Nickel’s techniques vary, but in the end the group’s activity has only one objective, namely to implant stealthy malware for getting into networks, stealing data, and spying on government agencies, think tanks, and human rights organizations.
For initial access, the DCU noticed Nickel using older, and patched, vulnerabilities in Microsoft products like Microsoft Exchange and SharePoint, but also compromised VPN suppliers or obtained stolen credentials. For lateral movement the DCU saw Nickel actors using Mimikatz, WDigest, NTDSDump, and other password dumping tools during attacks.
Then followed a drop of hard-to-detect malware that enabled intrusions, surveillance and data theft targeting organizations in Argentina, Barbados, Bosnia-Herzegovina, Brazil, Bulgaria, Chile, Colombia, Croatia, Czech Republic, Dominican Republic, Ecuador, El Salvador, France, Guatemala, Honduras, Hungary, Italy, Jamaica, Mali, Mexico, Montenegro, Panama, Peru, Portugal, Switzerland, Trinidad & Tobago, the UK, US, and Venezuela.
As a result, Nickel achieved long-term access to several targets, allowing the group to conduct activities such as regularly scheduled exfiltration of data. Microsoft Threat Intelligence Center (MSTIC) observed Nickel perform frequent and scheduled data collection and exfiltration from victim networks. The group’s activity included looking in directories of interest for new files added since the last time it collected data.
One method Nickel uses to hide malware is to drop it into existing installed software paths. The group did this to make the malware appear to be files used for an installed application. These are backdoors capable of collecting system information and have basic backdoor functionalities, including, but not limited to:
A long list of IOCs can be found at the end of this write-up about Nickel by MSTIC.
The Microsoft blog includes a call-to-action for industry, governments, civil society, and others to come together and establish a new consensus for what is and isn’t appropriate behavior in cyberspace. There are some promising developments in this area, like the United States and the European Union joining the Paris Call for Trust and Security in Cyberspace, the Oxford Process which has brought together some of the best legal minds to evaluate the application of international law to cyberspace, and the United Nations taking critical steps to advance dialogue across stakeholders. Nevertheless, every entity with the relevant expertise and resources needs to do whatever they can to help bolster trust in technology and protect the digital ecosystem.
Stay safe, everyone!
December 2, 2021 – Emotet is using a new attack vector, which makes Microsoft look bad. How does malware end up on Microsoft’s Azure cloud service and get distributed to victims from there?
December 1, 2021 – Uptake on Windows 11 is apparently very low. We take a look at some of the reasons for this, and why it might not be such a bad thing.
Exploits and vulnerabilities
November 24, 2021 – A variant of an already patched vulnerability was disclosed by a researcher frustrated by Microsoft’s rewards.
November 24, 2021 – Microsoft analysed the passwords that were attempted in over 25 million brute force attacks on their honeypots. What can we learn?
November 15, 2021 – The intelligence team at Microsoft has revealed that cybercriminals are increasingly using a tactic called HTML smuggling. What is it, and why should internet users be concerned?

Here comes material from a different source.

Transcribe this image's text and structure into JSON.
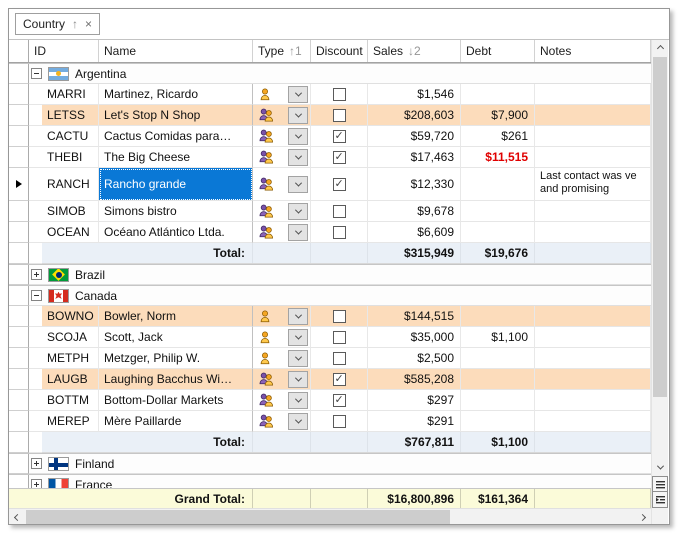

Malware Intelligence Researcher
Was a Microsoft MVP in consumer security for 12 years running. Can speak four languages. Smells of rich mahogany and leather-bound books.
Silouette of person

See all threats
Threat Center

Malwarebytes Podcast

Book with bookmark

Suspicious person

Write for Malwarebytes Labs
Write for Labs

Want to stay informed on the latest news in cybersecurity? Sign up for our newsletter and learn how to protect your computer from threats.
Imagine a world without malware. We do.
© All Rights Reserved
Select your language
Cybersecurity basics
Your intro to everything relating to cyberthreats, and how to stop them.


Article Categories:

Comments are closed.